Kate Wharton

Name: Kate Wharton Picture of Faculty/Staff Member
Alumni Of:
  • School of Economics
  • School of International Affairs
  • B.S. EIA 2012
Website: https://www.linkedin.com/in/kowharton/
Current Job: Head of Iraq Advisory at CrossBoundary

Kate Wharton came to Georgia Tech from Cincinnati, Ohio. Within a year and a half, she had left the engineering school and joined the Sam Nunn School of International Affairs, drawn to what she saw as the most urgent problems facing humanity: poverty, conflict, climate change. She graduated in 2012 with a B.S. in Economics and International Affairs, Research Option designation in economics, and a minor in Spanish.

Without a doubt, Kate’s time at Georgia Tech shaped her career decisions and trajectory over the last decade. She spent her first summer studying abroad with the Mexico LBAT program, and during her junior year worked abroad for a semester in Dhaka, Bangladesh. Throughout the years she was involved in a number of extracurriculars, but the most significant was AIESEC, an international student-led organization founded in the wake of WWII to promote global cooperation and cultural exchange. Over four years, she served in multiple roles including President of the Georgia Tech chapter and was also involved in the organization nationally and internationally including chairing conferences as an alumna. Finally, thanks to the Undergraduate Research Opportunities Program (UROP), she had the chance to conduct econometrics research for several semesters with Dr. Ruth Uwaifo, co-authoring a paper on the effects of conflict on education outcomes in Colombia.

After graduating, Kate moved to Washington, DC for a role in Deloitte’s Federal Consulting practice, where she focused on emerging markets energy and sustainability projects for USAID and the World Bank and also co-founded and led the firm’s flagship international social impact program, D2international, which supports social entrepreneurs around the world and has the broader mission of catalyzing socially impactful business practices.

Kate then spent about year and a half in Istanbul, Turkey, ultimately as Chief Operating Officer of Hala Systems, a humanitarian technology company focused on civilian protection in Syria, before getting her MBA at Stanford Graduate School of Business.

Kate’s role now is in investment advisory at CrossBoundary, where she works on unlocking private capital for high-impact transactions in frontier and underserved markets.

What is your job title and description?

In my current role as Head of Iraq Advisory at CrossBoundary, I manage a team that works with Iraqi companies to help them raise capital to launch or grow their businesses, and with investors such as private equity and venture capital firms, development finance institutions, and impact investors who are looking for new opportunities in the Middle East. In this role, I get to support phenomenal entrepreneurs who are creating jobs and bringing new resources to their communities, while proving out a model for private sector-led development in a region long affected by conflict.

How did Georgia Tech and/or the Nunn School help you get to where you are in your career?

Beyond the many international experiences that shaped my interests, Georgia Tech taught me the value (and joy!) of interdisciplinary work.

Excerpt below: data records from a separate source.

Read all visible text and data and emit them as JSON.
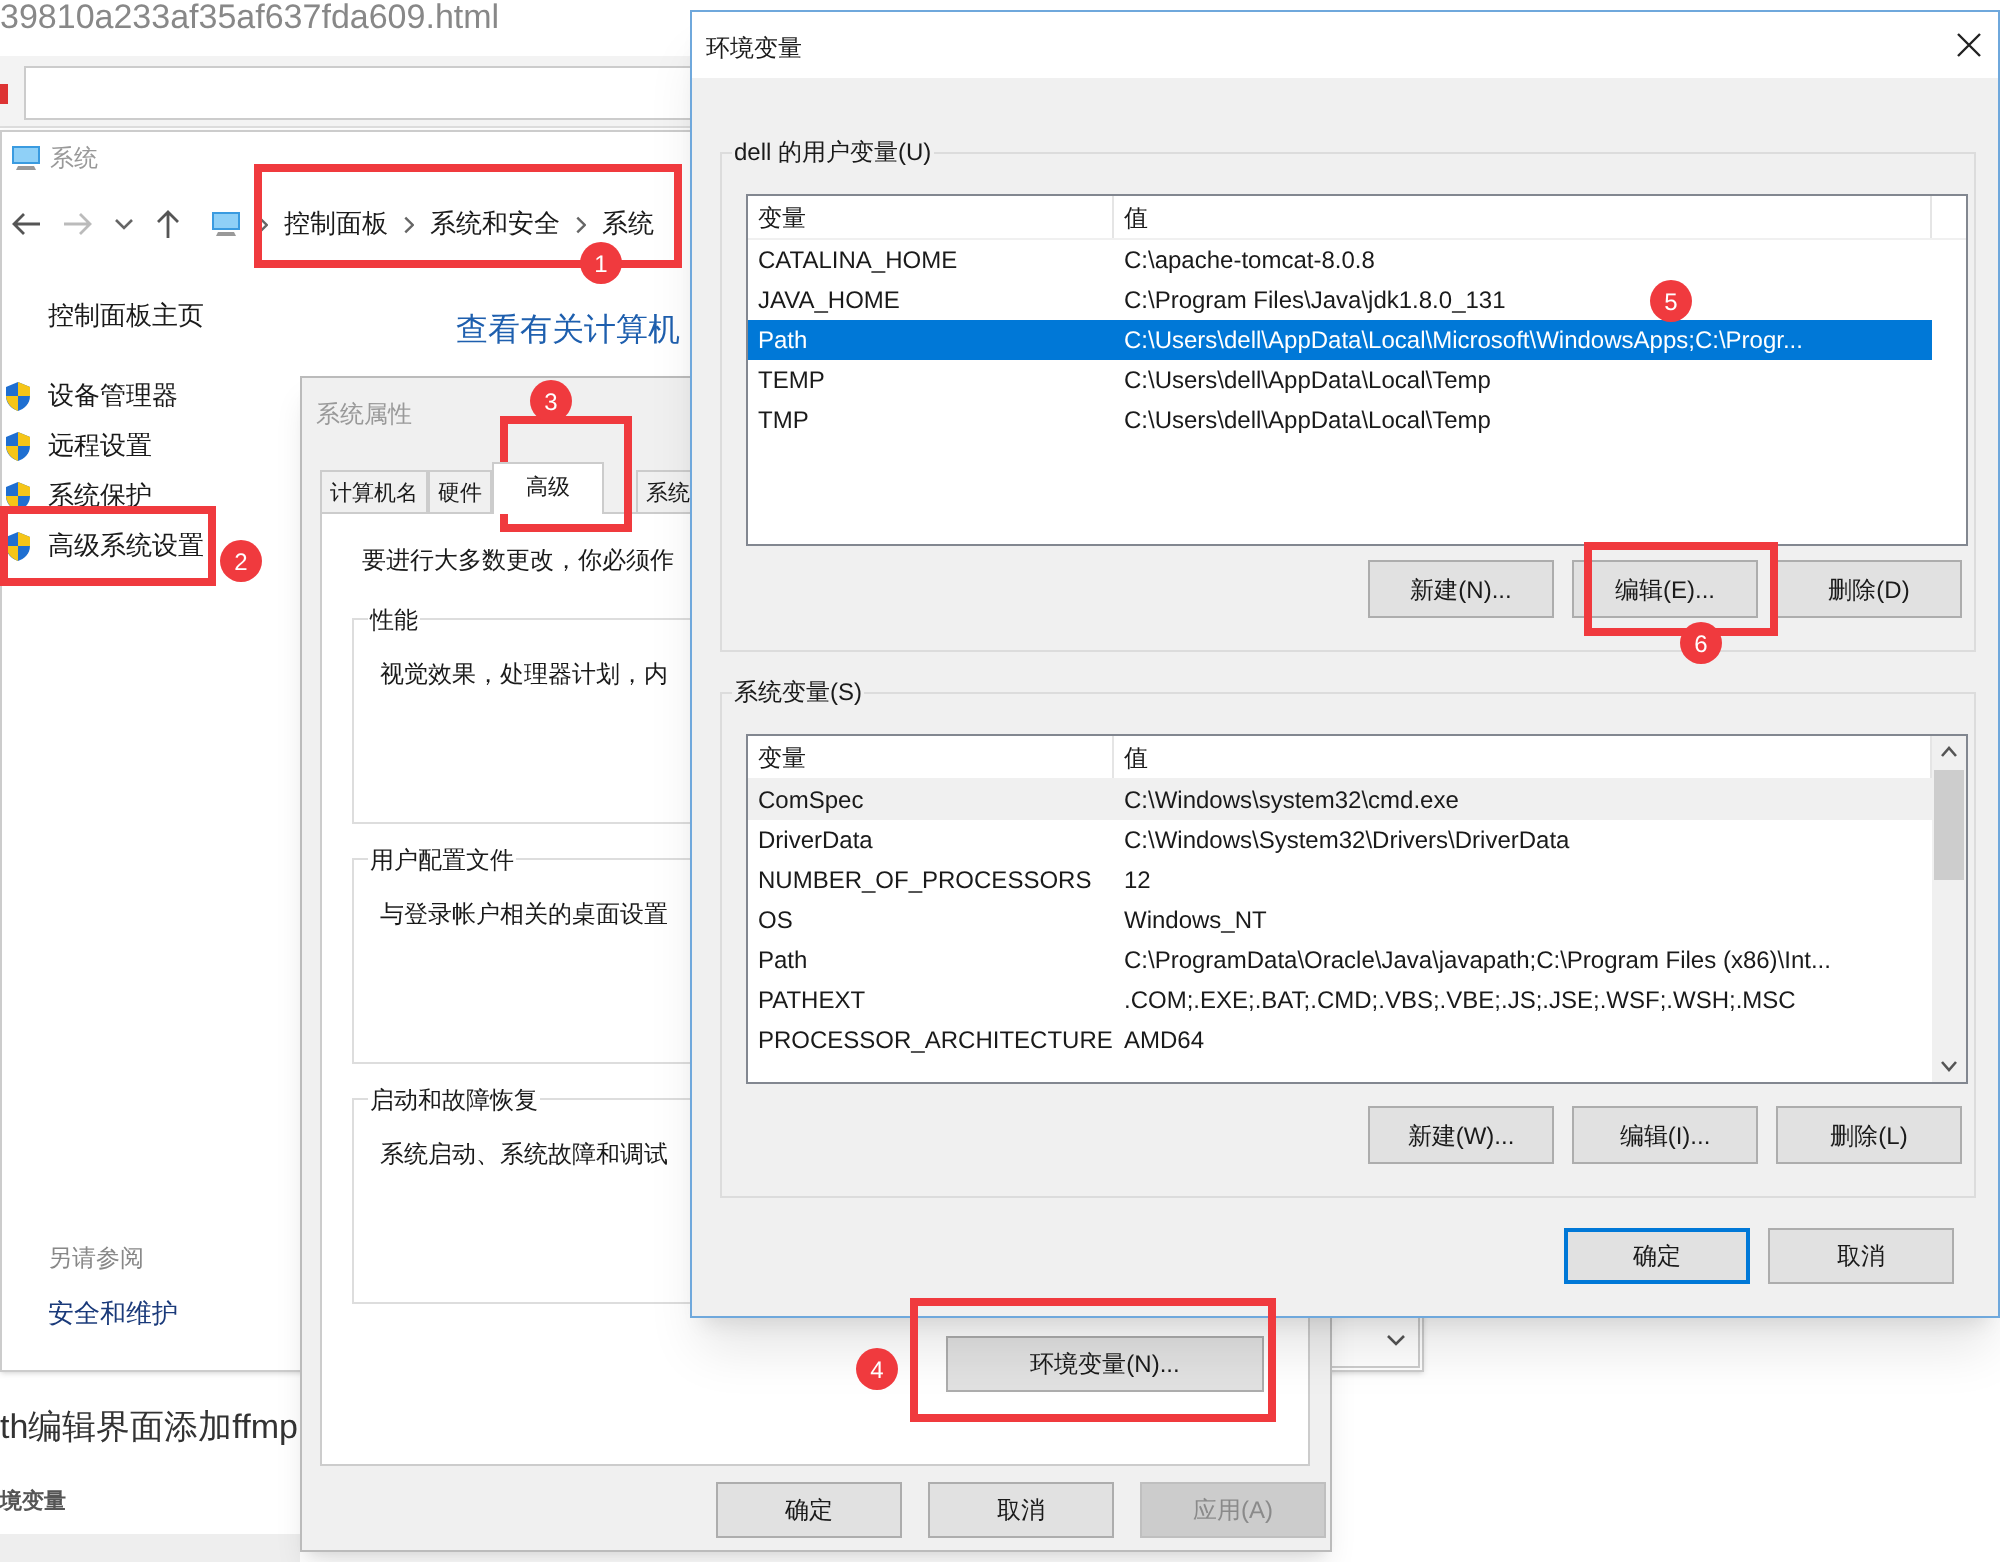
{
  "browser": {
    "url_text": "39810a233af35af637fda609.html"
  },
  "system_window": {
    "title": "系统",
    "breadcrumb": [
      "控制面板",
      "系统和安全",
      "系统"
    ],
    "home_link": "控制面板主页",
    "tasks": [
      "设备管理器",
      "远程设置",
      "系统保护",
      "高级系统设置"
    ],
    "see_also_title": "另请参阅",
    "see_also": [
      "安全和维护"
    ],
    "heading": "查看有关计算机"
  },
  "page_texts": [
    "th编辑界面添加ffmp",
    "境变量"
  ],
  "system_properties": {
    "title": "系统属性",
    "tabs": [
      {
        "label": "计算机名",
        "selected": false
      },
      {
        "label": "硬件",
        "selected": false
      },
      {
        "label": "高级",
        "selected": true
      },
      {
        "label": "系统",
        "selected": false
      }
    ],
    "intro": "要进行大多数更改，你必须作",
    "groups": [
      {
        "title": "性能",
        "text": "视觉效果，处理器计划，内"
      },
      {
        "title": "用户配置文件",
        "text": "与登录帐户相关的桌面设置"
      },
      {
        "title": "启动和故障恢复",
        "text": "系统启动、系统故障和调试"
      }
    ],
    "env_button": "环境变量(N)...",
    "buttons": [
      {
        "label": "确定",
        "disabled": false
      },
      {
        "label": "取消",
        "disabled": false
      },
      {
        "label": "应用(A)",
        "disabled": true
      }
    ]
  },
  "env_dialog": {
    "title": "环境变量",
    "user_vars": {
      "label": "dell 的用户变量(U)",
      "columns": [
        "变量",
        "值"
      ],
      "rows": [
        {
          "name": "CATALINA_HOME",
          "value": "C:\\apache-tomcat-8.0.8",
          "selected": false
        },
        {
          "name": "JAVA_HOME",
          "value": "C:\\Program Files\\Java\\jdk1.8.0_131",
          "selected": false
        },
        {
          "name": "Path",
          "value": "C:\\Users\\dell\\AppData\\Local\\Microsoft\\WindowsApps;C:\\Progr...",
          "selected": true
        },
        {
          "name": "TEMP",
          "value": "C:\\Users\\dell\\AppData\\Local\\Temp",
          "selected": false
        },
        {
          "name": "TMP",
          "value": "C:\\Users\\dell\\AppData\\Local\\Temp",
          "selected": false
        }
      ],
      "buttons": [
        "新建(N)...",
        "编辑(E)...",
        "删除(D)"
      ]
    },
    "system_vars": {
      "label": "系统变量(S)",
      "columns": [
        "变量",
        "值"
      ],
      "rows": [
        {
          "name": "ComSpec",
          "value": "C:\\Windows\\system32\\cmd.exe",
          "selected": false,
          "hovered": true
        },
        {
          "name": "DriverData",
          "value": "C:\\Windows\\System32\\Drivers\\DriverData",
          "selected": false,
          "hovered": false
        },
        {
          "name": "NUMBER_OF_PROCESSORS",
          "value": "12",
          "selected": false,
          "hovered": false
        },
        {
          "name": "OS",
          "value": "Windows_NT",
          "selected": false,
          "hovered": false
        },
        {
          "name": "Path",
          "value": "C:\\ProgramData\\Oracle\\Java\\javapath;C:\\Program Files (x86)\\Int...",
          "selected": false,
          "hovered": false
        },
        {
          "name": "PATHEXT",
          "value": ".COM;.EXE;.BAT;.CMD;.VBS;.VBE;.JS;.JSE;.WSF;.WSH;.MSC",
          "selected": false,
          "hovered": false
        },
        {
          "name": "PROCESSOR_ARCHITECTURE",
          "value": "AMD64",
          "selected": false,
          "hovered": false
        }
      ],
      "buttons": [
        "新建(W)...",
        "编辑(I)...",
        "删除(L)"
      ]
    },
    "buttons": [
      {
        "label": "确定",
        "default": true
      },
      {
        "label": "取消",
        "default": false
      }
    ]
  },
  "annotations": [
    {
      "number": "1"
    },
    {
      "number": "2"
    },
    {
      "number": "3"
    },
    {
      "number": "4"
    },
    {
      "number": "5"
    },
    {
      "number": "6"
    }
  ]
}
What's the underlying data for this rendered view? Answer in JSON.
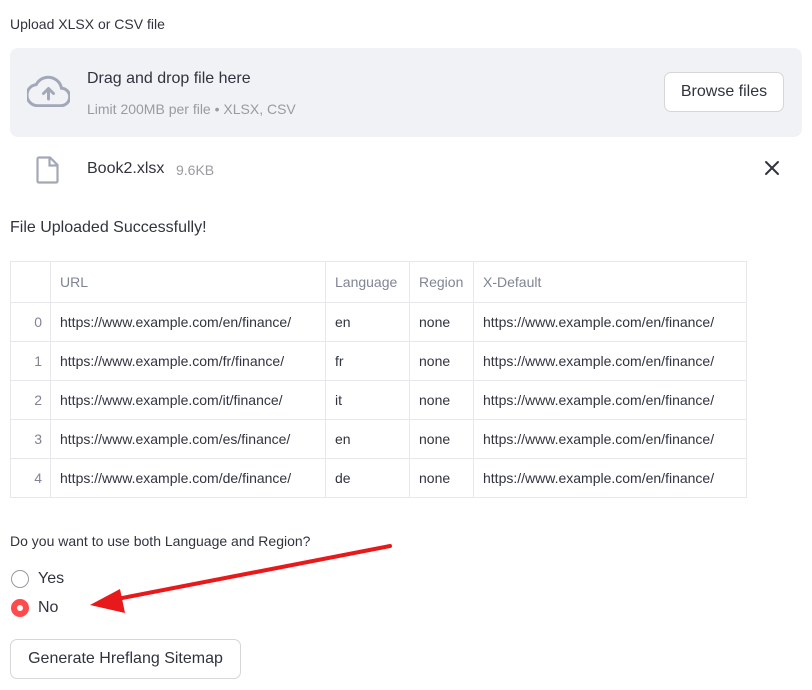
{
  "uploader": {
    "label": "Upload XLSX or CSV file",
    "drop_title": "Drag and drop file here",
    "limit_text": "Limit 200MB per file • XLSX, CSV",
    "browse_label": "Browse files",
    "icon": "cloud-upload-icon"
  },
  "uploaded_file": {
    "name": "Book2.xlsx",
    "size": "9.6KB",
    "icon": "file-icon"
  },
  "status_message": "File Uploaded Successfully!",
  "table": {
    "columns": [
      "",
      "URL",
      "Language",
      "Region",
      "X-Default"
    ],
    "rows": [
      {
        "index": "0",
        "url": "https://www.example.com/en/finance/",
        "language": "en",
        "region": "none",
        "xdefault": "https://www.example.com/en/finance/"
      },
      {
        "index": "1",
        "url": "https://www.example.com/fr/finance/",
        "language": "fr",
        "region": "none",
        "xdefault": "https://www.example.com/en/finance/"
      },
      {
        "index": "2",
        "url": "https://www.example.com/it/finance/",
        "language": "it",
        "region": "none",
        "xdefault": "https://www.example.com/en/finance/"
      },
      {
        "index": "3",
        "url": "https://www.example.com/es/finance/",
        "language": "en",
        "region": "none",
        "xdefault": "https://www.example.com/en/finance/"
      },
      {
        "index": "4",
        "url": "https://www.example.com/de/finance/",
        "language": "de",
        "region": "none",
        "xdefault": "https://www.example.com/en/finance/"
      }
    ]
  },
  "question": {
    "label": "Do you want to use both Language and Region?",
    "options": [
      {
        "label": "Yes",
        "selected": false
      },
      {
        "label": "No",
        "selected": true
      }
    ]
  },
  "generate_button": "Generate Hreflang Sitemap",
  "colors": {
    "accent": "#ff4b4b",
    "dropzone_bg": "#f0f2f6",
    "annotation_arrow": "#e8191a"
  }
}
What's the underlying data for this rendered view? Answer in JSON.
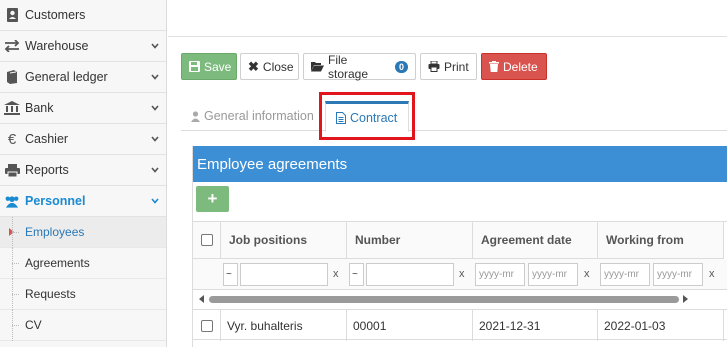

Spending time in the engineering school and learning the foundations of computer science not only exposed me to these subjects but also made me a better thinker and a more well-rounded leader in my field. Across my career, I’ve maintained a deep interest in the role of technology in advancing human rights, economic development, and climate solutions. In fact, this interest was a major factor that led me to pursue an MBA at Stanford, in the heart of Silicon Valley.

What advice do you have for prospective or current students interested in pursuing your field of study?

Follow your intellectual curiosity, and then get out of books and into the world. Study abroad, work abroad, learn another language, and take every chance to expand your understanding of the human experience. Pursue international work with humility, and make sure the mistakes of the past are also part of your education.